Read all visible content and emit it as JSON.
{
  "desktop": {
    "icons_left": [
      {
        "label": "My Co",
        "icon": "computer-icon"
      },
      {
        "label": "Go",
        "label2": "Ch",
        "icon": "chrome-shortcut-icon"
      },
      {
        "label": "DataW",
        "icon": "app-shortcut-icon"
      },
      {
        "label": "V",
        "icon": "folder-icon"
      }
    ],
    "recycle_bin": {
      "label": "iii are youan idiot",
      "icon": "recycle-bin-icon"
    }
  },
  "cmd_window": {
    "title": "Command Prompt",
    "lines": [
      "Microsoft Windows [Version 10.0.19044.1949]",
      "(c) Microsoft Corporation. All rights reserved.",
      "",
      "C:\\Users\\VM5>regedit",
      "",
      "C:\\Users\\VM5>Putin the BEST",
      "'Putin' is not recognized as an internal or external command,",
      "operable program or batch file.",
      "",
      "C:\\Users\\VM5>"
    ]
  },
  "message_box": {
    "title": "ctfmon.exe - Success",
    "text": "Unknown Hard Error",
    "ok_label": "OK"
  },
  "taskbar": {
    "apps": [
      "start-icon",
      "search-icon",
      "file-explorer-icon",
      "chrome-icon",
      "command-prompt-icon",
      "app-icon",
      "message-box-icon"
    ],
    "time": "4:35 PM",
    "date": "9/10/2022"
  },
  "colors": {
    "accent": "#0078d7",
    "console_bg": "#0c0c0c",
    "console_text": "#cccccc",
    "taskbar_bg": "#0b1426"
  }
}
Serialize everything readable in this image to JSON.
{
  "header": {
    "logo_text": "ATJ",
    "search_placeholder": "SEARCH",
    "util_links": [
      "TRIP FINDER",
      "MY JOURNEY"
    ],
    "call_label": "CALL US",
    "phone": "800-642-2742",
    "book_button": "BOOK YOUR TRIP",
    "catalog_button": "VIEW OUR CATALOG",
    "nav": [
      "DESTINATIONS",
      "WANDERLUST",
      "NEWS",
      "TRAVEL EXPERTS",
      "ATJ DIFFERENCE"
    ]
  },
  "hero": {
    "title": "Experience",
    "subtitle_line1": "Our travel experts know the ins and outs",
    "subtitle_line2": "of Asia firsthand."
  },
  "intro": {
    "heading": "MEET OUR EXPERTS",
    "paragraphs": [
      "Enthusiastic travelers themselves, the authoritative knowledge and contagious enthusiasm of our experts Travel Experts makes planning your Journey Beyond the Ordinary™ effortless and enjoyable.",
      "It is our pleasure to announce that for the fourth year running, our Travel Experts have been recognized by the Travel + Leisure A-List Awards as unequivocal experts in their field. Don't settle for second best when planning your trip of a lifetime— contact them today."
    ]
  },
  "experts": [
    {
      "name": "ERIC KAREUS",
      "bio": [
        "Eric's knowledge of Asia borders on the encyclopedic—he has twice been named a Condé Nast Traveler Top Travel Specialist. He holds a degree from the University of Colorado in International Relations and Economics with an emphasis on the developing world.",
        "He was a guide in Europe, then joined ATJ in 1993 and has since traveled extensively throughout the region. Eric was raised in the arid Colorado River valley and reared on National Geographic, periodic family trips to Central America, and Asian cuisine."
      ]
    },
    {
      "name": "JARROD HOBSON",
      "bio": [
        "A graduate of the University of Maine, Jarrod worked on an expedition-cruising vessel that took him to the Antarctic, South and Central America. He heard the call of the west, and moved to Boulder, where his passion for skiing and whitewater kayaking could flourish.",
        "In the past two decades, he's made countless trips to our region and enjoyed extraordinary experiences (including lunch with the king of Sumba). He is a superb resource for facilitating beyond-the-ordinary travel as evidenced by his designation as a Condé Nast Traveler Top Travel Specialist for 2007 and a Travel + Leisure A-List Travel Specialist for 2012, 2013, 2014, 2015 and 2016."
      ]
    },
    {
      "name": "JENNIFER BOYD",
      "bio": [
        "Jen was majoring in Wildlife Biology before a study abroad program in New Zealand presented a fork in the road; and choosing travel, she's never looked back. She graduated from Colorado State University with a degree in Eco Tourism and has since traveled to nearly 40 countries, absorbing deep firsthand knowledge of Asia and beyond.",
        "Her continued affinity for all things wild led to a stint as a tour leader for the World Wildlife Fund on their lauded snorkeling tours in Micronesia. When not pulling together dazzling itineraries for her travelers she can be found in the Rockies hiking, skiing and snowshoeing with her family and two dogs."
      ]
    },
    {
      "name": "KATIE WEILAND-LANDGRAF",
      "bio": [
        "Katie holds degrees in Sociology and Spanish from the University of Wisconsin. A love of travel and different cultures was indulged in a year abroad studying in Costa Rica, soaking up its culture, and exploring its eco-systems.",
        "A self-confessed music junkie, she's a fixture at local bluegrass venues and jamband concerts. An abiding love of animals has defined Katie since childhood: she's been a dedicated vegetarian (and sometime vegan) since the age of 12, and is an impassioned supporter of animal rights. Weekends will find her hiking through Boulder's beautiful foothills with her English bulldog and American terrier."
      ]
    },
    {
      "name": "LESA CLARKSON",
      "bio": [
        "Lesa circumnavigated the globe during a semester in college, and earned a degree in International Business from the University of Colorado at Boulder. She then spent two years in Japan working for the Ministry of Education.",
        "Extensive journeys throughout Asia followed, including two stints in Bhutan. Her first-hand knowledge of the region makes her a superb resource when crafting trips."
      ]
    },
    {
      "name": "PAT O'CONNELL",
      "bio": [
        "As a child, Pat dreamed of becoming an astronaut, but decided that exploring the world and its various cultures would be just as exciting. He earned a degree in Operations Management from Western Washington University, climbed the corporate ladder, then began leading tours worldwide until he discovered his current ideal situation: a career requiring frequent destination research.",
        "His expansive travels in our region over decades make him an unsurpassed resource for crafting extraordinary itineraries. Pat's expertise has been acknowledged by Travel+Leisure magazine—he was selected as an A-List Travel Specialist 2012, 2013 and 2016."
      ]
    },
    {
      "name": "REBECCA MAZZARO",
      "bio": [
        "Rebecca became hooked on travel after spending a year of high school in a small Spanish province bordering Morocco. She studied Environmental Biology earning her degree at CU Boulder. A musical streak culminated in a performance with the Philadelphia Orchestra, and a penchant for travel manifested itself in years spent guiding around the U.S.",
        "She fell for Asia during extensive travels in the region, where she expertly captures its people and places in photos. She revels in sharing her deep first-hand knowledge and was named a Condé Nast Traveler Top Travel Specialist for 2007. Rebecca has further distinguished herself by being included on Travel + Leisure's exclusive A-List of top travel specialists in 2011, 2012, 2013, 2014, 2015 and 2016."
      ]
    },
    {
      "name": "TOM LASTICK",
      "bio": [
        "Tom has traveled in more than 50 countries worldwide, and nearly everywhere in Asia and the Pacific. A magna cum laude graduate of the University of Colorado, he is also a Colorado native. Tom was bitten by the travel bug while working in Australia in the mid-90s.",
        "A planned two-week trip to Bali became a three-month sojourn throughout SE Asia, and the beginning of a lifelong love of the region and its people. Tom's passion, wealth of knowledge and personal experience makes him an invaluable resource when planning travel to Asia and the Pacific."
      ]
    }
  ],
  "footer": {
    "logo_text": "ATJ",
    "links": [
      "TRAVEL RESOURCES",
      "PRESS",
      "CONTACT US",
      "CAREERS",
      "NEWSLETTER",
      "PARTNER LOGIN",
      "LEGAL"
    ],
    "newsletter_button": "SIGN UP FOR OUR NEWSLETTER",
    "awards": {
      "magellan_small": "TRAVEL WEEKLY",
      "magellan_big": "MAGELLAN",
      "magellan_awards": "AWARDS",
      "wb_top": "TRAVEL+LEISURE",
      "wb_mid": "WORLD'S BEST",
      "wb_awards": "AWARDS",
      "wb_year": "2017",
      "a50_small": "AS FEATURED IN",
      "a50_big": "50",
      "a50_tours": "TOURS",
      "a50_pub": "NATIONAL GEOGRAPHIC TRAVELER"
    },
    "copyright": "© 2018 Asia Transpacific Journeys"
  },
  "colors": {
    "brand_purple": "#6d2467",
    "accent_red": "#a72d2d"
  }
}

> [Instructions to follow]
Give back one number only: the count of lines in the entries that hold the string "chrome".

> [Problem solution]
2